● **Assigned task**
Word for word, restate all of the records.

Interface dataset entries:
· · · · ·

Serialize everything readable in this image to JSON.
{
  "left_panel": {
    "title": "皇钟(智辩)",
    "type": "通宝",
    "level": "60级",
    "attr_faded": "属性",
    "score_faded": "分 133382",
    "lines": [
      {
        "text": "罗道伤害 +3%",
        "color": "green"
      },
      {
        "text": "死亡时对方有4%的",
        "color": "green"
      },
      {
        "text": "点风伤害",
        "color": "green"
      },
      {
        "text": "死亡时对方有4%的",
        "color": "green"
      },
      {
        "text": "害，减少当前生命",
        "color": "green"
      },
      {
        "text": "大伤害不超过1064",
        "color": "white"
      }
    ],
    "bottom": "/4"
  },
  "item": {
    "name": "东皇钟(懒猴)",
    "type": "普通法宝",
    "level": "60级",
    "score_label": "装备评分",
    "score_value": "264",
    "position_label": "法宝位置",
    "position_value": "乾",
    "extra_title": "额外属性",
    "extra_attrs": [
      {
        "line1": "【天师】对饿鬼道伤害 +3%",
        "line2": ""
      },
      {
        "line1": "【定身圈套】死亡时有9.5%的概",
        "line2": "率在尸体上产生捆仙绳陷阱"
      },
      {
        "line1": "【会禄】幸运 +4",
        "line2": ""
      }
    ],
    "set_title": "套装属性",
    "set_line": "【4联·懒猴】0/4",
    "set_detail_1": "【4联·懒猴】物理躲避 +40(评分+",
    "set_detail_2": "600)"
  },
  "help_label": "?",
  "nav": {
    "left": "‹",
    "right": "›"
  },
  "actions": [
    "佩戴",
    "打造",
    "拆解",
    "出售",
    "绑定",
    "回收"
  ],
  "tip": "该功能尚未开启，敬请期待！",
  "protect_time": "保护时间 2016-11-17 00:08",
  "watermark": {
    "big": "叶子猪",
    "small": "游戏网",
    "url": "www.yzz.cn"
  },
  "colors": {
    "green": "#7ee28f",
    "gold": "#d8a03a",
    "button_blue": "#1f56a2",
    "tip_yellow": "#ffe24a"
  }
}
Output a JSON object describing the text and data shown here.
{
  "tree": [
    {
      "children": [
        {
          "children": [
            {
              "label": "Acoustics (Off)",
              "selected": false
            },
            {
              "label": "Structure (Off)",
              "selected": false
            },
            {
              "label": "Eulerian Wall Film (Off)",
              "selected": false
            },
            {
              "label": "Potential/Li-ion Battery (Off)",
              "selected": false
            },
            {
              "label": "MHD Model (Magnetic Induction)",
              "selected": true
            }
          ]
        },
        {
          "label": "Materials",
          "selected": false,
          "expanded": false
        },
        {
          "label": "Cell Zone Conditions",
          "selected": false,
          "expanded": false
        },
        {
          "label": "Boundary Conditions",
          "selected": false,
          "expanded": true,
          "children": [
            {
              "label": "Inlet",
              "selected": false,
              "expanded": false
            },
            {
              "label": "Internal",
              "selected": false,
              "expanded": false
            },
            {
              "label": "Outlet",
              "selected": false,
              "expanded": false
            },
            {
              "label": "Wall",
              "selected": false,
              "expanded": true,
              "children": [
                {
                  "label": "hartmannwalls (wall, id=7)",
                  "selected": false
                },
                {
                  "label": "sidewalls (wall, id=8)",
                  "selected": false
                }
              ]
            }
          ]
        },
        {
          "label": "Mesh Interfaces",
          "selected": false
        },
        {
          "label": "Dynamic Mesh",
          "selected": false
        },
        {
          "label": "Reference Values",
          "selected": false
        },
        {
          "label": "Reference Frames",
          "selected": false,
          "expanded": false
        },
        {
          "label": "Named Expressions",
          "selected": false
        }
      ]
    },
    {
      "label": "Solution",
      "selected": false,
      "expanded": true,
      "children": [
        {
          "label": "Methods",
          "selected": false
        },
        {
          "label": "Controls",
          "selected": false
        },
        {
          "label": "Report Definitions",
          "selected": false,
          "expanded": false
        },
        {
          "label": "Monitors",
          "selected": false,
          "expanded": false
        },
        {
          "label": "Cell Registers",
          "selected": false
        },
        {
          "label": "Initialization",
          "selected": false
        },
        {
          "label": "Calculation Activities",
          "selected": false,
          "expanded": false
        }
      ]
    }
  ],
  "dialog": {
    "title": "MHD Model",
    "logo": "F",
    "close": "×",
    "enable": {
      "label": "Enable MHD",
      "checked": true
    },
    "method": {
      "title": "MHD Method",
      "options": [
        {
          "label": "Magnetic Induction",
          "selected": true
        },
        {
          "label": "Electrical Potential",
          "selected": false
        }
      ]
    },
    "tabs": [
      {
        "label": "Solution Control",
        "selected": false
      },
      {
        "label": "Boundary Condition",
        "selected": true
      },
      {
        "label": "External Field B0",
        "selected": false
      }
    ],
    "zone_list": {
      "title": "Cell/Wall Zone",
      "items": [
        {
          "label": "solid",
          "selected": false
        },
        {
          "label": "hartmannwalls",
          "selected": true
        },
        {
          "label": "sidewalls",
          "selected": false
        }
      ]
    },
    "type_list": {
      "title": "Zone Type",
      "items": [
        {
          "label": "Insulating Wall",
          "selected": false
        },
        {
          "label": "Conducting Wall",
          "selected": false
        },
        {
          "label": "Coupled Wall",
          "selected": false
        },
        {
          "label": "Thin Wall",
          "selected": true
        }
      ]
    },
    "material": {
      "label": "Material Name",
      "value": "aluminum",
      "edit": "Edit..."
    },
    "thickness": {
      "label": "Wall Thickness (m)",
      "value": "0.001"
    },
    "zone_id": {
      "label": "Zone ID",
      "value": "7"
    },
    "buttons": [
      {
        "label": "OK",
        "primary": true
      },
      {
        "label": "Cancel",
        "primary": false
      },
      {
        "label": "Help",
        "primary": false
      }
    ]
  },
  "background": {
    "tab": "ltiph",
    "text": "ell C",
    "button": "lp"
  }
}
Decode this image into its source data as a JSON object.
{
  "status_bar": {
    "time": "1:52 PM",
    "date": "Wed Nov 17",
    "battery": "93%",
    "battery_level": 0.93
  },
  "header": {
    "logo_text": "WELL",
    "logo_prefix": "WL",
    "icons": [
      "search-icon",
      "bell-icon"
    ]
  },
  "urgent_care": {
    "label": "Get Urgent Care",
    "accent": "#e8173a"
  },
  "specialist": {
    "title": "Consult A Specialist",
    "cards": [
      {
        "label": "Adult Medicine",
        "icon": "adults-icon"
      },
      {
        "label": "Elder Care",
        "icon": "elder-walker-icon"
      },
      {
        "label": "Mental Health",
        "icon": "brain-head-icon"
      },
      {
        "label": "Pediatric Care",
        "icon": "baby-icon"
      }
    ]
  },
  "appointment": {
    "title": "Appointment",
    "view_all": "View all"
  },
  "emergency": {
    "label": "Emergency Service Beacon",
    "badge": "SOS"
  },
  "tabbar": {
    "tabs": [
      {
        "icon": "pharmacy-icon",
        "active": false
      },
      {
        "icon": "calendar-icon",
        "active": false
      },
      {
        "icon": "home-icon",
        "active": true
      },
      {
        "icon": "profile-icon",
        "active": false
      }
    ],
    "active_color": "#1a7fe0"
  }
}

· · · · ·

● **Solved problem**
Serialize everything readable in this image to JSON.
{
  "left_panel": {
    "title": "皇钟(智辩)",
    "type": "通宝",
    "level": "60级",
    "attr_faded": "属性",
    "score_faded": "分 133382",
    "lines": [
      {
        "text": "罗道伤害 +3%",
        "color": "green"
      },
      {
        "text": "死亡时对方有4%的",
        "color": "green"
      },
      {
        "text": "点风伤害",
        "color": "green"
      },
      {
        "text": "死亡时对方有4%的",
        "color": "green"
      },
      {
        "text": "害，减少当前生命",
        "color": "green"
      },
      {
        "text": "大伤害不超过1064",
        "color": "white"
      }
    ],
    "bottom": "/4"
  },
  "item": {
    "name": "东皇钟(懒猴)",
    "type": "普通法宝",
    "level": "60级",
    "score_label": "装备评分",
    "score_value": "264",
    "position_label": "法宝位置",
    "position_value": "乾",
    "extra_title": "额外属性",
    "extra_attrs": [
      {
        "line1": "【天师】对饿鬼道伤害 +3%",
        "line2": ""
      },
      {
        "line1": "【定身圈套】死亡时有9.5%的概",
        "line2": "率在尸体上产生捆仙绳陷阱"
      },
      {
        "line1": "【会禄】幸运 +4",
        "line2": ""
      }
    ],
    "set_title": "套装属性",
    "set_line": "【4联·懒猴】0/4",
    "set_detail_1": "【4联·懒猴】物理躲避 +40(评分+",
    "set_detail_2": "600)"
  },
  "help_label": "?",
  "nav": {
    "left": "‹",
    "right": "›"
  },
  "actions": [
    "佩戴",
    "打造",
    "拆解",
    "出售",
    "绑定",
    "回收"
  ],
  "tip": "该功能尚未开启，敬请期待！",
  "protect_time": "保护时间 2016-11-17 00:08",
  "watermark": {
    "big": "叶子猪",
    "small": "游戏网",
    "url": "www.yzz.cn"
  },
  "colors": {
    "green": "#7ee28f",
    "gold": "#d8a03a",
    "button_blue": "#1f56a2",
    "tip_yellow": "#ffe24a"
  }
}
Output a JSON object describing the text and data shown here.
{
  "tree": [
    {
      "children": [
        {
          "children": [
            {
              "label": "Acoustics (Off)",
              "selected": false
            },
            {
              "label": "Structure (Off)",
              "selected": false
            },
            {
              "label": "Eulerian Wall Film (Off)",
              "selected": false
            },
            {
              "label": "Potential/Li-ion Battery (Off)",
              "selected": false
            },
            {
              "label": "MHD Model (Magnetic Induction)",
              "selected": true
            }
          ]
        },
        {
          "label": "Materials",
          "selected": false,
          "expanded": false
        },
        {
          "label": "Cell Zone Conditions",
          "selected": false,
          "expanded": false
        },
        {
          "label": "Boundary Conditions",
          "selected": false,
          "expanded": true,
          "children": [
            {
              "label": "Inlet",
              "selected": false,
              "expanded": false
            },
            {
              "label": "Internal",
              "selected": false,
              "expanded": false
            },
            {
              "label": "Outlet",
              "selected": false,
              "expanded": false
            },
            {
              "label": "Wall",
              "selected": false,
              "expanded": true,
              "children": [
                {
                  "label": "hartmannwalls (wall, id=7)",
                  "selected": false
                },
                {
                  "label": "sidewalls (wall, id=8)",
                  "selected": false
                }
              ]
            }
          ]
        },
        {
          "label": "Mesh Interfaces",
          "selected": false
        },
        {
          "label": "Dynamic Mesh",
          "selected": false
        },
        {
          "label": "Reference Values",
          "selected": false
        },
        {
          "label": "Reference Frames",
          "selected": false,
          "expanded": false
        },
        {
          "label": "Named Expressions",
          "selected": false
        }
      ]
    },
    {
      "label": "Solution",
      "selected": false,
      "expanded": true,
      "children": [
        {
          "label": "Methods",
          "selected": false
        },
        {
          "label": "Controls",
          "selected": false
        },
        {
          "label": "Report Definitions",
          "selected": false,
          "expanded": false
        },
        {
          "label": "Monitors",
          "selected": false,
          "expanded": false
        },
        {
          "label": "Cell Registers",
          "selected": false
        },
        {
          "label": "Initialization",
          "selected": false
        },
        {
          "label": "Calculation Activities",
          "selected": false,
          "expanded": false
        }
      ]
    }
  ],
  "dialog": {
    "title": "MHD Model",
    "logo": "F",
    "close": "×",
    "enable": {
      "label": "Enable MHD",
      "checked": true
    },
    "method": {
      "title": "MHD Method",
      "options": [
        {
          "label": "Magnetic Induction",
          "selected": true
        },
        {
          "label": "Electrical Potential",
          "selected": false
        }
      ]
    },
    "tabs": [
      {
        "label": "Solution Control",
        "selected": false
      },
      {
        "label": "Boundary Condition",
        "selected": true
      },
      {
        "label": "External Field B0",
        "selected": false
      }
    ],
    "zone_list": {
      "title": "Cell/Wall Zone",
      "items": [
        {
          "label": "solid",
          "selected": false
        },
        {
          "label": "hartmannwalls",
          "selected": true
        },
        {
          "label": "sidewalls",
          "selected": false
        }
      ]
    },
    "type_list": {
      "title": "Zone Type",
      "items": [
        {
          "label": "Insulating Wall",
          "selected": false
        },
        {
          "label": "Conducting Wall",
          "selected": false
        },
        {
          "label": "Coupled Wall",
          "selected": false
        },
        {
          "label": "Thin Wall",
          "selected": true
        }
      ]
    },
    "material": {
      "label": "Material Name",
      "value": "aluminum",
      "edit": "Edit..."
    },
    "thickness": {
      "label": "Wall Thickness (m)",
      "value": "0.001"
    },
    "zone_id": {
      "label": "Zone ID",
      "value": "7"
    },
    "buttons": [
      {
        "label": "OK",
        "primary": true
      },
      {
        "label": "Cancel",
        "primary": false
      },
      {
        "label": "Help",
        "primary": false
      }
    ]
  },
  "background": {
    "tab": "ltiph",
    "text": "ell C",
    "button": "lp"
  }
}
Decode this image into its source data as a JSON object.
{
  "status_bar": {
    "time": "1:52 PM",
    "date": "Wed Nov 17",
    "battery": "93%",
    "battery_level": 0.93
  },
  "header": {
    "logo_text": "WELL",
    "logo_prefix": "WL",
    "icons": [
      "search-icon",
      "bell-icon"
    ]
  },
  "urgent_care": {
    "label": "Get Urgent Care",
    "accent": "#e8173a"
  },
  "specialist": {
    "title": "Consult A Specialist",
    "cards": [
      {
        "label": "Adult Medicine",
        "icon": "adults-icon"
      },
      {
        "label": "Elder Care",
        "icon": "elder-walker-icon"
      },
      {
        "label": "Mental Health",
        "icon": "brain-head-icon"
      },
      {
        "label": "Pediatric Care",
        "icon": "baby-icon"
      }
    ]
  },
  "appointment": {
    "title": "Appointment",
    "view_all": "View all"
  },
  "emergency": {
    "label": "Emergency Service Beacon",
    "badge": "SOS"
  },
  "tabbar": {
    "tabs": [
      {
        "icon": "pharmacy-icon",
        "active": false
      },
      {
        "icon": "calendar-icon",
        "active": false
      },
      {
        "icon": "home-icon",
        "active": true
      },
      {
        "icon": "profile-icon",
        "active": false
      }
    ],
    "active_color": "#1a7fe0"
  }
}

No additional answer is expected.